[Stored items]
=== Section Start ===
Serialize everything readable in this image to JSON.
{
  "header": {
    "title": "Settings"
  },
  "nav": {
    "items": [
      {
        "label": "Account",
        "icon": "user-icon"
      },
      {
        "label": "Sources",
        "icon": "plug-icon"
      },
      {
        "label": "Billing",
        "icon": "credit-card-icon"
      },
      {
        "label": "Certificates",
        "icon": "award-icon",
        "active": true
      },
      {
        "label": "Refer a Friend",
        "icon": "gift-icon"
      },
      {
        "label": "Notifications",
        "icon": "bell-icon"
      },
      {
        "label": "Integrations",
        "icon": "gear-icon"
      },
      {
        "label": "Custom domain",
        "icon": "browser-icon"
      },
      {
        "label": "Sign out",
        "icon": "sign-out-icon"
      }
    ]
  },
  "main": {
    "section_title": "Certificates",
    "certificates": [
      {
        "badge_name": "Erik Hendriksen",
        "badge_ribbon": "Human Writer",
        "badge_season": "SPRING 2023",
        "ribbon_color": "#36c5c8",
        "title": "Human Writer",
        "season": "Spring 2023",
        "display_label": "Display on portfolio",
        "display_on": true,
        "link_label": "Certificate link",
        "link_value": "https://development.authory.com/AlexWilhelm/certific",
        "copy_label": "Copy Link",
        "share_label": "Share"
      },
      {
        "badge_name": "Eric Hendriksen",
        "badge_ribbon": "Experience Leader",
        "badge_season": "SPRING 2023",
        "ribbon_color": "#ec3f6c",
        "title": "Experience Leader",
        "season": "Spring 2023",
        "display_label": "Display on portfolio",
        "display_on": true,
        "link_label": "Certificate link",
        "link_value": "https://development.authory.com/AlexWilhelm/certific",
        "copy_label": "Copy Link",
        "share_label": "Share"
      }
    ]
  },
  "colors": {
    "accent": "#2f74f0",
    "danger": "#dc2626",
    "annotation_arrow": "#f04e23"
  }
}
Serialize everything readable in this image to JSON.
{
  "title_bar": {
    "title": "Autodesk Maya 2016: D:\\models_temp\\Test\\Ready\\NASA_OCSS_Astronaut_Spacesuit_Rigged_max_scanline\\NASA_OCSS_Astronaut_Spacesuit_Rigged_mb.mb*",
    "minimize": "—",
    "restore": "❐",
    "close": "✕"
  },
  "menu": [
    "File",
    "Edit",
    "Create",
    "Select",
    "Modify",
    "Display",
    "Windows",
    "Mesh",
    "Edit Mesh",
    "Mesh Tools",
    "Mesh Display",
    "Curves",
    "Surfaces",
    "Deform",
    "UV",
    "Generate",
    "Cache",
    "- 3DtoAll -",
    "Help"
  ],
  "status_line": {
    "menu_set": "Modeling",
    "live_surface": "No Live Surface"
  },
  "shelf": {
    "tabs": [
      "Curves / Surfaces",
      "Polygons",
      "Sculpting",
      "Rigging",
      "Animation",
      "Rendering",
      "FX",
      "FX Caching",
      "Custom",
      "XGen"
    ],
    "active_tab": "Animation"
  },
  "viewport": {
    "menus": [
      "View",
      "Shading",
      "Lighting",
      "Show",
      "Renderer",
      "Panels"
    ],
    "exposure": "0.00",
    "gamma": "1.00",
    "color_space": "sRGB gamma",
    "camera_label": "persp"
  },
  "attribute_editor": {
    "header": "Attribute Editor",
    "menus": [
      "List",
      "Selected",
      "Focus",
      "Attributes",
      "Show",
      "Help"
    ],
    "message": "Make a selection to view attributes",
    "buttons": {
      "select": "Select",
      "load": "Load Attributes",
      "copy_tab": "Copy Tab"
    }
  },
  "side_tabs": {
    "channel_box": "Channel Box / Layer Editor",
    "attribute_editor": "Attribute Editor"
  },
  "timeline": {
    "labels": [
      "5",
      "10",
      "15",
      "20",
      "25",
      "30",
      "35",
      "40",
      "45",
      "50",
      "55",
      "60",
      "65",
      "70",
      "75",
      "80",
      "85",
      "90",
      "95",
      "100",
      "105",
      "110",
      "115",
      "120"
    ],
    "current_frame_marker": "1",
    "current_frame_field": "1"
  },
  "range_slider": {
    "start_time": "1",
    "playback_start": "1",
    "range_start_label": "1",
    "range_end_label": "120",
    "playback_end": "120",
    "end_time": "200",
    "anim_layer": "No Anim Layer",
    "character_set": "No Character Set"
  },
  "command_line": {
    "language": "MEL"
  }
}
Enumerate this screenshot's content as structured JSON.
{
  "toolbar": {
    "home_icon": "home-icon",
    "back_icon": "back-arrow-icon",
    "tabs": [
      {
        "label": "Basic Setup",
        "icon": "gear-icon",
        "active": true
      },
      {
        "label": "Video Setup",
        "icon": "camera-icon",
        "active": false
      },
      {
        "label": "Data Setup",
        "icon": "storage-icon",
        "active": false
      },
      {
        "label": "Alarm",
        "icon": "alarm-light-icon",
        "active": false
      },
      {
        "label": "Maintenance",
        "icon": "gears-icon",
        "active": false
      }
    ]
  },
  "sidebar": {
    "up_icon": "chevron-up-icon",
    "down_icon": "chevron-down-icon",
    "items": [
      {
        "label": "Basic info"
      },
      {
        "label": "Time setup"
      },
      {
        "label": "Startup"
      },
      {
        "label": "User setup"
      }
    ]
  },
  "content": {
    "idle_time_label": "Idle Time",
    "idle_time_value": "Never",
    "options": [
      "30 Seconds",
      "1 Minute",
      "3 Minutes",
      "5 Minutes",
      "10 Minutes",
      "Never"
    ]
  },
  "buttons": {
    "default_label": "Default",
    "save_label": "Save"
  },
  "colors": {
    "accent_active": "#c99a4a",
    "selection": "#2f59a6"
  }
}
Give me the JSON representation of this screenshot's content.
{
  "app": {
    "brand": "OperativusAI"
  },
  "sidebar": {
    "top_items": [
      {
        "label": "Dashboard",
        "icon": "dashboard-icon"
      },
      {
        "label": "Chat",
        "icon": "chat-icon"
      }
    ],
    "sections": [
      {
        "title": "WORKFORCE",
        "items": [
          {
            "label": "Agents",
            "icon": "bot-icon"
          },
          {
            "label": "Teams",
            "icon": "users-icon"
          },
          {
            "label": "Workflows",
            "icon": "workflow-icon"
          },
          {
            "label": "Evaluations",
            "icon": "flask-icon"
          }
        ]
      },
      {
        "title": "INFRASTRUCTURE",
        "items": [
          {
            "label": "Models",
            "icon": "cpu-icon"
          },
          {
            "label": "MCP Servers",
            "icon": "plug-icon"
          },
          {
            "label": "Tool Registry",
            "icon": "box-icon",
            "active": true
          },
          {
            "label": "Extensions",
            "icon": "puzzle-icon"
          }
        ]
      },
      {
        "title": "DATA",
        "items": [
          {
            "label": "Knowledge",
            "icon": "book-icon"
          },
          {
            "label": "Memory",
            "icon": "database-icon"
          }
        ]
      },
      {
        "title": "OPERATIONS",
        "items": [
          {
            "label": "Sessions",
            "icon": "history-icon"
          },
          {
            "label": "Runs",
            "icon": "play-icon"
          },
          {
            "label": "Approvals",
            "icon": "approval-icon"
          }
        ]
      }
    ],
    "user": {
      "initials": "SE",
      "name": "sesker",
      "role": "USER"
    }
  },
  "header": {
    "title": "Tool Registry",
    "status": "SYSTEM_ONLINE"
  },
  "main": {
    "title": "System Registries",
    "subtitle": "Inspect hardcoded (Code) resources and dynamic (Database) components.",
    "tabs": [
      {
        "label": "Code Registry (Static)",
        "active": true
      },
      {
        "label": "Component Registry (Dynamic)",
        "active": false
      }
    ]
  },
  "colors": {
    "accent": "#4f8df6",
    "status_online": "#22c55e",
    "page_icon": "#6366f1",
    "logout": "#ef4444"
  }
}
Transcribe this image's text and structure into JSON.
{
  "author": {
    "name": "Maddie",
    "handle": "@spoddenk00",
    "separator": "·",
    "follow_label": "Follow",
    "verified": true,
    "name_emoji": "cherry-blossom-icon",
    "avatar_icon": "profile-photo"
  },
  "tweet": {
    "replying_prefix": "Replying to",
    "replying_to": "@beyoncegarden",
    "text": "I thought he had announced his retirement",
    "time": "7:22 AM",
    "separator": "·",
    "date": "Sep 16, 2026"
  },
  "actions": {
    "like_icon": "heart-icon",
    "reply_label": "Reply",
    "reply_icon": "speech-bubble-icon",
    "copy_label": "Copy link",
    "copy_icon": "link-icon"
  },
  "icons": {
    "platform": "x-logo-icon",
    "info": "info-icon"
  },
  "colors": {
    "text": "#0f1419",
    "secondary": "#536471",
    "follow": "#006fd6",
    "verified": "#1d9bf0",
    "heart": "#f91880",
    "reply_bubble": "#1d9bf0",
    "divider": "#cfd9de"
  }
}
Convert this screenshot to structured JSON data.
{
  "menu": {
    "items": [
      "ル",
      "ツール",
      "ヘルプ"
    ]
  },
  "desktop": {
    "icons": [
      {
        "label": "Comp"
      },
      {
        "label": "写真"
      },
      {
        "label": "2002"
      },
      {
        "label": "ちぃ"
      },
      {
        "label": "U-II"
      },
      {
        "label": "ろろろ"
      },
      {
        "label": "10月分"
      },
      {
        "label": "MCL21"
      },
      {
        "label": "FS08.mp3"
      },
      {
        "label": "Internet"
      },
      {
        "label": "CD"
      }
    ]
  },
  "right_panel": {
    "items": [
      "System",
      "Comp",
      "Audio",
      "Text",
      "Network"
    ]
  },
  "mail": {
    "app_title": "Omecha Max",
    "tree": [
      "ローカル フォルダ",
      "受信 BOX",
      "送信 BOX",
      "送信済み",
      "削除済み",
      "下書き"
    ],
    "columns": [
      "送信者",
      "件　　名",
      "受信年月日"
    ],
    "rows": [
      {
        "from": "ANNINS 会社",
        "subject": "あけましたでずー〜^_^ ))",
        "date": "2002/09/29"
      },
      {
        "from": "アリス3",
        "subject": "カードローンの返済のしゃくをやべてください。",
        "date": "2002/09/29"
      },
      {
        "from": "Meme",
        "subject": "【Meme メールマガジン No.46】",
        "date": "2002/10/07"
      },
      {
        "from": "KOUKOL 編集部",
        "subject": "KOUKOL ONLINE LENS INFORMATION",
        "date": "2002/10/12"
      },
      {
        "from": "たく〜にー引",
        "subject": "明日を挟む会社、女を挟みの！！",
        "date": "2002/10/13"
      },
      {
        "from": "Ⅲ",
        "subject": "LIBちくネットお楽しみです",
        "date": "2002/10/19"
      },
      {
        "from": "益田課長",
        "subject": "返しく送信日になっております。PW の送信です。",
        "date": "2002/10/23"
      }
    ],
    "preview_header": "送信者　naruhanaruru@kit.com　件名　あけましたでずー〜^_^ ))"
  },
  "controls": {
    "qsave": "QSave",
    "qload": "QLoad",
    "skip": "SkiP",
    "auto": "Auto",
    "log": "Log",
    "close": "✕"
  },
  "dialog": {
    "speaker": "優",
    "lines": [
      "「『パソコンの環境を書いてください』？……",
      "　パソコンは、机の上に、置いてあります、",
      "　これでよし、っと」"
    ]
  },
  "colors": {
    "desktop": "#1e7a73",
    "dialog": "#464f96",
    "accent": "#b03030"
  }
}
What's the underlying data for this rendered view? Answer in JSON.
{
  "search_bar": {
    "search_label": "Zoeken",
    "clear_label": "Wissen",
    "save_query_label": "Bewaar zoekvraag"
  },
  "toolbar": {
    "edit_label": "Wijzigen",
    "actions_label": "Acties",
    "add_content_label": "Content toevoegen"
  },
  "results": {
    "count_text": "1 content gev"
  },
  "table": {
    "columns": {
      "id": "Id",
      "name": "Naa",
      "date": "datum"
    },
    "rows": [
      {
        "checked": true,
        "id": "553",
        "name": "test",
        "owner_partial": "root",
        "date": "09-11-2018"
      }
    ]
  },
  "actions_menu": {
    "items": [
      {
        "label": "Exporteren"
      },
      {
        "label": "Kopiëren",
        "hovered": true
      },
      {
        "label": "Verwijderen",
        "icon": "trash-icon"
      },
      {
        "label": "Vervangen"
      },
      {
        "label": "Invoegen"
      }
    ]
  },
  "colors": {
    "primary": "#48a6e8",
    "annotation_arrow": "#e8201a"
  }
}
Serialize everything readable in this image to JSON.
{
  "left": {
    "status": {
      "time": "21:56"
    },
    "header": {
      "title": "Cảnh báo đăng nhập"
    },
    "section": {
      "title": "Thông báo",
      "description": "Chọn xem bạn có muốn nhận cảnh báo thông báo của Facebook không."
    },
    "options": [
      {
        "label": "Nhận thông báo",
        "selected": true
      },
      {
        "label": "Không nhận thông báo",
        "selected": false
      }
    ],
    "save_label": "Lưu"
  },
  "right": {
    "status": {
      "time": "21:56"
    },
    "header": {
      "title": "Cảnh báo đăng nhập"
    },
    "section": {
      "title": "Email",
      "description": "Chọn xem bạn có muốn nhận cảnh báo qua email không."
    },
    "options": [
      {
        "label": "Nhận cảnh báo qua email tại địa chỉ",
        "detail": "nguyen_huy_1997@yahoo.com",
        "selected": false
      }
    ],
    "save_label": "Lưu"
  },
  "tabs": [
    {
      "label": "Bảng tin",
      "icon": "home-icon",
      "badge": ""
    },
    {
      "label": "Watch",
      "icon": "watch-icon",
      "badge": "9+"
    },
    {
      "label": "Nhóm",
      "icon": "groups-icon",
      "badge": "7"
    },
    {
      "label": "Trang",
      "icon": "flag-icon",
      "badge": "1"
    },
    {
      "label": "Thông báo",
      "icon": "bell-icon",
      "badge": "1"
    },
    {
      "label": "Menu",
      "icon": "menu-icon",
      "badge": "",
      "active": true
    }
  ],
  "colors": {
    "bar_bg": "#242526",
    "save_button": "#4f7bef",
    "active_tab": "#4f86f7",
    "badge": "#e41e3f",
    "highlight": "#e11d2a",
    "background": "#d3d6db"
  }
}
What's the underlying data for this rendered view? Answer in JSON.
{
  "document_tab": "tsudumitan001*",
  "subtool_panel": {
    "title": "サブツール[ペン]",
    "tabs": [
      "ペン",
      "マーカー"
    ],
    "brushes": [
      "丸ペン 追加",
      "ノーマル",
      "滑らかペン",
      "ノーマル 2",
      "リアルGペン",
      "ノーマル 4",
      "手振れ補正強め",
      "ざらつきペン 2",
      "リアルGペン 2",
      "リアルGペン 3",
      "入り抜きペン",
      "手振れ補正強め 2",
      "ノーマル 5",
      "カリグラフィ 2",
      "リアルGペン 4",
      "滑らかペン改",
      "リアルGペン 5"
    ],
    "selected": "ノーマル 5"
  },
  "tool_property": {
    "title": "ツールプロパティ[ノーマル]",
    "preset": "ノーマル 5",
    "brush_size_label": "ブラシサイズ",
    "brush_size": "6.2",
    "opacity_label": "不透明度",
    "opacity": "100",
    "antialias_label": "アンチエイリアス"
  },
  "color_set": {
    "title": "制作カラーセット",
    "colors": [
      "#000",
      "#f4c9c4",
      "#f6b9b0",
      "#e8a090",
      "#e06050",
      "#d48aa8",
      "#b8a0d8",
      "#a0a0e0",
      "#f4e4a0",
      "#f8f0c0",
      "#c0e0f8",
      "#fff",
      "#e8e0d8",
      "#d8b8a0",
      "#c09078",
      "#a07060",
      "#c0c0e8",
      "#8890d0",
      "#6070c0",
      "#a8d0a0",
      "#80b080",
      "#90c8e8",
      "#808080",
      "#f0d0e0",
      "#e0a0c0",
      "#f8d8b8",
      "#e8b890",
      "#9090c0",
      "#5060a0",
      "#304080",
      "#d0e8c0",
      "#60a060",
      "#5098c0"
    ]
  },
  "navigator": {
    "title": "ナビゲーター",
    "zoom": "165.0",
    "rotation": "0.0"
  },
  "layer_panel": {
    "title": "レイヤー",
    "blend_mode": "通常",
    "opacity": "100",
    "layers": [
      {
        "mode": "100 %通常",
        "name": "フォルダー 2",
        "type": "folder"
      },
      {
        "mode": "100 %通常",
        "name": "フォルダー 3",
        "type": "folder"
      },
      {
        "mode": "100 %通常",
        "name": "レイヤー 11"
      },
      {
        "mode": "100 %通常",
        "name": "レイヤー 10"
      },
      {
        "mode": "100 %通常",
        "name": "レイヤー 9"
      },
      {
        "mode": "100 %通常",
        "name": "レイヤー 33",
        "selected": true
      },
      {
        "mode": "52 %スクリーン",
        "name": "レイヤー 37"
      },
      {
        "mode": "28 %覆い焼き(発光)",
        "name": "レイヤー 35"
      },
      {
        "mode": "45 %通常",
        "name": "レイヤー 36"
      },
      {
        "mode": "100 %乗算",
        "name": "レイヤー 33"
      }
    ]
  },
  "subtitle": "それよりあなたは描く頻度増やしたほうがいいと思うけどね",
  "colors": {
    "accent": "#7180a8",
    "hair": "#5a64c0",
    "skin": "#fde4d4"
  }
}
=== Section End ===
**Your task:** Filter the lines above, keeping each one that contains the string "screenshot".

**Solution for this task:**
Enumerate this screenshot's content as structured JSON.
Give me the JSON representation of this screenshot's content.
Convert this screenshot to structured JSON data.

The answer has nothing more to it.